Peiris the Lankan hope in swimming

A tragedy which should not have taken place

Why? Wasn’t it preventable? 

Kaushalya Madushani, 25, was found dead at her home in Dummalasuriya on 24 April 2022 after allegedly committing suicide. She represented Sri Lanka in the women’s 400m hurdles and her last win came just a day before her demise at the 100th Sri Lanka Athletics Championship a few days ago. 

Now the question arises whether this wanton destruction of a blossoming life was preventable if the authorities managed to identify the malady, and at the same time, Madushani was given an insight about the IOC’s Safe Sports Policy which is now adopted by the NOC SL Women’s Committee working under the auspices of the National Olympic Committee of Sri Lanka.  

The Safe Sports Policy is in effect for the past year or more, but, it does not seem that respective Federations and Sports bodies have really grasped the wisdom of the policy which could come in as a stitch in time under many circumstances. 

Madushani, a Kuliyapitiya resident, had competed in international 400m hurdles events for Sri Lanka. She was discovered hanging in her home. 

She finished second in the 400m hurdles at the 2014 Asian Junior Championships, bronze at the 2016 South Asian Athletics Championships, gold at the National 400m hurdles Championships, and silver at the 13th South Asian Athletics Championships in Nepal in 2019. 

As a matter of fact, the loss is for Sport, as a whole. The undeniable truth is a young lass, especially from a rural background and moving to the concrete jungle in the big city and the high-pressure sports environment, may be bewildering and the athlete may become susceptible to circumstances out of the ordinary and this may lead the athlete to seek shelter unsuspectingly. 
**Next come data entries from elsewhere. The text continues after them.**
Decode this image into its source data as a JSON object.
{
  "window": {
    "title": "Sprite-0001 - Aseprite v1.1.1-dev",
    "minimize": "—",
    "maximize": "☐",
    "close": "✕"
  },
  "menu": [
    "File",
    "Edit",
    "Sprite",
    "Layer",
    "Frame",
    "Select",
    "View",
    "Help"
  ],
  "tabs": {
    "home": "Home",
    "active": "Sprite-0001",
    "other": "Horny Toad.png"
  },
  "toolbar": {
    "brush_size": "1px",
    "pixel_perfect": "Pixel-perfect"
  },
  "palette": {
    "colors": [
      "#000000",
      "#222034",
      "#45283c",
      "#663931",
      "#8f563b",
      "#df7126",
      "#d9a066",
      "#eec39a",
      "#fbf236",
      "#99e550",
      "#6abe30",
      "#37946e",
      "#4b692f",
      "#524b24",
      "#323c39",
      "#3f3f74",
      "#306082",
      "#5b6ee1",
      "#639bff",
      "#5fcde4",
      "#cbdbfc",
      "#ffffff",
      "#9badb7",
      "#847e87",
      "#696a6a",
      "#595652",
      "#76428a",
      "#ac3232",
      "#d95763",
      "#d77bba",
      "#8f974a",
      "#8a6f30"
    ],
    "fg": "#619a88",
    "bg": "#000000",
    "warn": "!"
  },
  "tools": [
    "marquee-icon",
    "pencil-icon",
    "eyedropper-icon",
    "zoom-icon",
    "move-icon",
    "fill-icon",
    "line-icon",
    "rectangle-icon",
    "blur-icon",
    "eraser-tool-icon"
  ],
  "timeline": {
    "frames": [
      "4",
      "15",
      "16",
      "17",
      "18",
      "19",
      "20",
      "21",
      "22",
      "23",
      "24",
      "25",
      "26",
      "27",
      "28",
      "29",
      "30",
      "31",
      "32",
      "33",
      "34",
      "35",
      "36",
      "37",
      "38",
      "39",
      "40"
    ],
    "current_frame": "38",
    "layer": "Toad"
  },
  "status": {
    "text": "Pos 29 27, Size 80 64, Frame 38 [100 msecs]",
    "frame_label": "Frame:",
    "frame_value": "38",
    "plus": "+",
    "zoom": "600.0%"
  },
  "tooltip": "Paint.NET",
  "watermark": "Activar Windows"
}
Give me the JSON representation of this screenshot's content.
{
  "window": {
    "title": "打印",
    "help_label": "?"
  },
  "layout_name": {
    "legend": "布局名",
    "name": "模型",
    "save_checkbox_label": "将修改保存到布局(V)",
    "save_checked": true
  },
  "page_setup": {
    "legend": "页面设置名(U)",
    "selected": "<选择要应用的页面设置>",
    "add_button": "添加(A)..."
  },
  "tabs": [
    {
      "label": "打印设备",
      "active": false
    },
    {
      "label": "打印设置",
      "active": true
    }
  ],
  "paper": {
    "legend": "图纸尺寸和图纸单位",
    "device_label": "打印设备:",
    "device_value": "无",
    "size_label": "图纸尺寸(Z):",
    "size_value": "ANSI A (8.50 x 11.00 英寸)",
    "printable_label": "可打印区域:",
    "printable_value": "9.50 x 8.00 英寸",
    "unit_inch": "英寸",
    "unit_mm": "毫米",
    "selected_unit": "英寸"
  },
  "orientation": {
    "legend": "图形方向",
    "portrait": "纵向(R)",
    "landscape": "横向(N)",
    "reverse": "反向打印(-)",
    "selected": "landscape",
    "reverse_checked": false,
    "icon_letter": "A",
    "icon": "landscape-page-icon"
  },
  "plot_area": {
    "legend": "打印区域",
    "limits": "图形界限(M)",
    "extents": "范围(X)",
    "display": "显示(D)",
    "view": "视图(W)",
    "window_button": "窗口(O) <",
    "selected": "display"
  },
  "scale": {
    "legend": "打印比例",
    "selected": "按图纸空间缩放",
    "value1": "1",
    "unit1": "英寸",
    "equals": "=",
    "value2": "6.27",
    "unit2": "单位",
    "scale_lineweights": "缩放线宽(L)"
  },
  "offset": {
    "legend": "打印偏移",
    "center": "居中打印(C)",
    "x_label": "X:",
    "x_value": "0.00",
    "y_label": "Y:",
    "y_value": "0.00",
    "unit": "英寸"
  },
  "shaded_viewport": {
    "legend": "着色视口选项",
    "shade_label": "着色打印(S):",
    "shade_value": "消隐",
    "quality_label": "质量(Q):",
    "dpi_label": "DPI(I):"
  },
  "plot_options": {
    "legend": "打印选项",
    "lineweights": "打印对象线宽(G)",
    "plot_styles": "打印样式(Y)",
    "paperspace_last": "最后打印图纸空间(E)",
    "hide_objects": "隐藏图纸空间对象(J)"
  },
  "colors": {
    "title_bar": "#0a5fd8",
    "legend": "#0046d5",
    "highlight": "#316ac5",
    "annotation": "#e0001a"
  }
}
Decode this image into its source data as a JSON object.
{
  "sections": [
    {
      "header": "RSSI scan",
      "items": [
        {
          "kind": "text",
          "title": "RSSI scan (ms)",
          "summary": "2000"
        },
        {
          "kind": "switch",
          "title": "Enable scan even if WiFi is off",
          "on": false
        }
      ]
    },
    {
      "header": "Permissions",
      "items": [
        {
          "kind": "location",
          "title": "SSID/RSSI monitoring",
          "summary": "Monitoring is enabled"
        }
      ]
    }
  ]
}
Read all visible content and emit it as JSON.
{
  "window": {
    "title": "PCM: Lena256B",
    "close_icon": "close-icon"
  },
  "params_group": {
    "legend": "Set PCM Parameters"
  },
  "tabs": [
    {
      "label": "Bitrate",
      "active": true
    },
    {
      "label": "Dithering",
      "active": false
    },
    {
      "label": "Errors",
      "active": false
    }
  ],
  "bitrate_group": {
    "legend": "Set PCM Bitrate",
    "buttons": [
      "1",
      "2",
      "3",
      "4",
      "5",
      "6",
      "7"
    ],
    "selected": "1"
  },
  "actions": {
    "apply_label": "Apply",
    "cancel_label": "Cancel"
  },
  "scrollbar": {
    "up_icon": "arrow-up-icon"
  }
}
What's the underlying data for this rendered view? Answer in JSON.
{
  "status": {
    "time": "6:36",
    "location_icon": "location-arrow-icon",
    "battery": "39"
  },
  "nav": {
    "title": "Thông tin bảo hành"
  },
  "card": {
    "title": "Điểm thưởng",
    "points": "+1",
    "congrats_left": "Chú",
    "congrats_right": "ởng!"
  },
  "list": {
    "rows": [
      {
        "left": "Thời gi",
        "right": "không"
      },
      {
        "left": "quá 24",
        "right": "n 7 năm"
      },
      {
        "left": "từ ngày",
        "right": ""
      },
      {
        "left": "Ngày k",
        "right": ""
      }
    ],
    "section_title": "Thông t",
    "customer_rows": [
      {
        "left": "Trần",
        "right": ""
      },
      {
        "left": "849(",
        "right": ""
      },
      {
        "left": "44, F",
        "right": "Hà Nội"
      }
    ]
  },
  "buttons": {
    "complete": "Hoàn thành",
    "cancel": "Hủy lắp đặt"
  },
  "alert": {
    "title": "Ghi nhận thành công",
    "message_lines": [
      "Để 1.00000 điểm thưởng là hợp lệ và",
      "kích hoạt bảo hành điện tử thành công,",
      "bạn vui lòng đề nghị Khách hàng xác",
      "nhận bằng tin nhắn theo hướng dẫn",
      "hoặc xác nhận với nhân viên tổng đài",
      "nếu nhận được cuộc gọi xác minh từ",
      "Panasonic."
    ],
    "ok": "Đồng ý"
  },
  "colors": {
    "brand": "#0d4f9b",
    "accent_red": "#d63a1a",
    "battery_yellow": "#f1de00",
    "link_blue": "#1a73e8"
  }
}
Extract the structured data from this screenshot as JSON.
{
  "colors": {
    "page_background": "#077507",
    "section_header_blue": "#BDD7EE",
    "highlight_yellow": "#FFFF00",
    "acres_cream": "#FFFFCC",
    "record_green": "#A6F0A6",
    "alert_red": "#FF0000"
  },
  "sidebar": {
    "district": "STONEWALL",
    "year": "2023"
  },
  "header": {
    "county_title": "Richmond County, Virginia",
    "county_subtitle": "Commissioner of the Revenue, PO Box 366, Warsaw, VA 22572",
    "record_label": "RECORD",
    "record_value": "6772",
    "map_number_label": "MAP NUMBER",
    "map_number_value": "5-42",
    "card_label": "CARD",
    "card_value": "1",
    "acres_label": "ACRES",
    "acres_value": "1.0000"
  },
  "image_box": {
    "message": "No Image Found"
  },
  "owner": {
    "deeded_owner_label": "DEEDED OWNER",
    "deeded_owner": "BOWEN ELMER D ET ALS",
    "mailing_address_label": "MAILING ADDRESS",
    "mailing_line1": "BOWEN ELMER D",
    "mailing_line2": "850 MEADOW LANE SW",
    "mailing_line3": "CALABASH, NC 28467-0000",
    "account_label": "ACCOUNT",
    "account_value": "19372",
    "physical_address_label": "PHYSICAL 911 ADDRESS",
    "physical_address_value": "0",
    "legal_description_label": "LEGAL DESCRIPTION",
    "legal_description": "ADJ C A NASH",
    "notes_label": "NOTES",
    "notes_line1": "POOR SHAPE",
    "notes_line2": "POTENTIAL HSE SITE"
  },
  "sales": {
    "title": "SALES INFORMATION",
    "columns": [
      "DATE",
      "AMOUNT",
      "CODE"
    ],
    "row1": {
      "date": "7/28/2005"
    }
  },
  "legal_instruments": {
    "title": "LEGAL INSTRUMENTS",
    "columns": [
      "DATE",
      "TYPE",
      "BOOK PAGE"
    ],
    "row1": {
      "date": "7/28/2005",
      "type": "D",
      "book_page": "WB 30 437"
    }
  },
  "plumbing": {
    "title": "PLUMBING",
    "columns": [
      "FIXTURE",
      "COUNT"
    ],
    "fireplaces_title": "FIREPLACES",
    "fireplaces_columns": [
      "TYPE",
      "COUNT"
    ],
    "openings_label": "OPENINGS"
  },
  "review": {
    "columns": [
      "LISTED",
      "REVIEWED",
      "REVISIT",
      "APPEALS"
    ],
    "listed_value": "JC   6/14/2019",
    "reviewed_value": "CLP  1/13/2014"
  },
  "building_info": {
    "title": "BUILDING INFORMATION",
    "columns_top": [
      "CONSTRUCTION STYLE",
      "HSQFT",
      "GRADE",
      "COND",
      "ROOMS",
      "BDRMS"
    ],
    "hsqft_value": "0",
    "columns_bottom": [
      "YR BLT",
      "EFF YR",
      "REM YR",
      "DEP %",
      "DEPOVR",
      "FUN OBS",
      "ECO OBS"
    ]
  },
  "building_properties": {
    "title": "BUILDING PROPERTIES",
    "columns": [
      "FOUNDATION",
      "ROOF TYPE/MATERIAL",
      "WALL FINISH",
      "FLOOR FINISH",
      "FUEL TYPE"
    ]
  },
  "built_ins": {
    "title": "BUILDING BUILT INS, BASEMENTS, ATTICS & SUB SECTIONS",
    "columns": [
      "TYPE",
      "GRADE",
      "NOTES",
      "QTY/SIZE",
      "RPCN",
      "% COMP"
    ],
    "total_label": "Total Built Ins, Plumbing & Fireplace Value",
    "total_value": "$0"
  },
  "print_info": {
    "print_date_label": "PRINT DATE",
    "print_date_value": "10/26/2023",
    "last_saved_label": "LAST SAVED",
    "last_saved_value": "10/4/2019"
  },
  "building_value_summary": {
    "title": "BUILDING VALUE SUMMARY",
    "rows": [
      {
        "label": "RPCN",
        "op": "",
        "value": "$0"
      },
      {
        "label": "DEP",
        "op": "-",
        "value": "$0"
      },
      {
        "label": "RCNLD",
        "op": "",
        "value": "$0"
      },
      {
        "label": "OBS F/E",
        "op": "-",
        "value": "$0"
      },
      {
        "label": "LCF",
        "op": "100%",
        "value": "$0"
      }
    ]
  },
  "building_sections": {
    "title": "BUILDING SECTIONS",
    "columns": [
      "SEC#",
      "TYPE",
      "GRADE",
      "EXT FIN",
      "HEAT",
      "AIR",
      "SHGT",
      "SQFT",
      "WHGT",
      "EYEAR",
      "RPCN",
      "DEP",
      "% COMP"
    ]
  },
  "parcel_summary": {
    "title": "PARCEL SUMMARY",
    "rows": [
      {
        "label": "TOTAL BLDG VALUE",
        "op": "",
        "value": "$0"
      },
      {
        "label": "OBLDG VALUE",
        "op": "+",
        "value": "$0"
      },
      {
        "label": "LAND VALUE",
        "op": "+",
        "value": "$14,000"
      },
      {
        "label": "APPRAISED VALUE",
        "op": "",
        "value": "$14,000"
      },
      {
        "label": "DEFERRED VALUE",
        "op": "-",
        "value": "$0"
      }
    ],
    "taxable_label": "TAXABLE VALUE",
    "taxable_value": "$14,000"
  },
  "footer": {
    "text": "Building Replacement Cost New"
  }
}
IOC safe sport initiatives 

Sport has long been recognised as a major contributor to positive health and well-being for participants; however, as a microcosm of society, sport is not immune from wider societal ills. 

The IOC firmly believes that harassment and abuse have no place in sport or in society, and advocates for safe sport, as the safety and wellbeing of athletes, are paramount. 

Sport is global; crossing cultures and laws, but there is only one culture that must apply: the culture of respect. 

Since 2004, the IOC has been developing programmes and initiatives to safeguard athletes from harassment and abuse in sport. 


The IOC prevention of harassment and abuse in sport (PHAS) initiatives have been established by the following four IOC Commissions: 

Athletes’ Commission 

Athletes’ Entourage Commission 

Medical and Scientific Commission 

Women in Sport Commission 

These IOC Commissions are represented on the IOC Prevention of Harassment and Abuse in Sport (PHAS) Working Group, which is chaired by HRH Prince Feisal Al-Hussein. The IOC PHAS Working Group collaborates with subject matter experts and Olympic Movement stakeholders to develop and implement initiatives to safeguard athletes from harassment and abuse in sport. 

We must be more determined than ever to protect athletes. One case is one case too many. Together we can make a difference 

HRH Prince Feisal Al Hussein, Jordan - IOC Member; IOC Women in Sport Commission Vice-Chair & IOC Prevention of Harassment and Abuse in Sport Working Group Chair. 

The IOC Athletes’ Rights and Responsibilities Declaration 

IOC Safe Sport initiatives 

Olympic and Youth Olympic Games-related 

The Frameworks in place at the Olympic and Youth Olympic Games through which any reports during Games time can be reported and will be investigated. 

Education and Awareness-raising 

Specially developed educational tools and awareness-raising materials, which are free to take and share. 


It is an irony that with the above tools in their possession, athletes with great futures are lost forever or they just decide to hang their boots prematurely.  

This is where the federations are at fault. The National Olympic Committee have already recognised the different circumstances that the athlete may fall victim to and have developed a mechanism that put out in black and white.  

The NOC SL also has reached out to the respective federations and Sports Bodies and have explained the value of its content, but, the lackadaisical attitude and the hesitance to think out-of-the-box have prevented the athletes from gaining the benefits of a scheme that at their doorstep for adoption.  

As a matter of fact, Safe Sport is being taken very seriously by the International Olympic Committee and they in the process of blanketing its content and make it a deterrent so that may help certain athletes who are susceptible. 

The situation is nothing new to Sri Lanka or the sports world as a whole. Though reportedly no one has taken his/her life over such conundrums, there have been cases of umpteen numbers of blossoming athletes suddenly giving up their sport or cutting short their overseas scholarship for reasons hidden behind a thin vail. Just have a peek beyond the veil, one could notice the eyes of anxiety crying out for help, but are hiding behind for reasons more than one.   

It is then – if the respective authorities from Federations and Sports bodies who are closer to the afflicted individuals could guide them and bring them back on track may be with the help of safe sport intervention. The only drawback so far is that the Federations themselves do not understand the value of this scheme in which the International Olympic Committee is laying a lot of emphasis lately.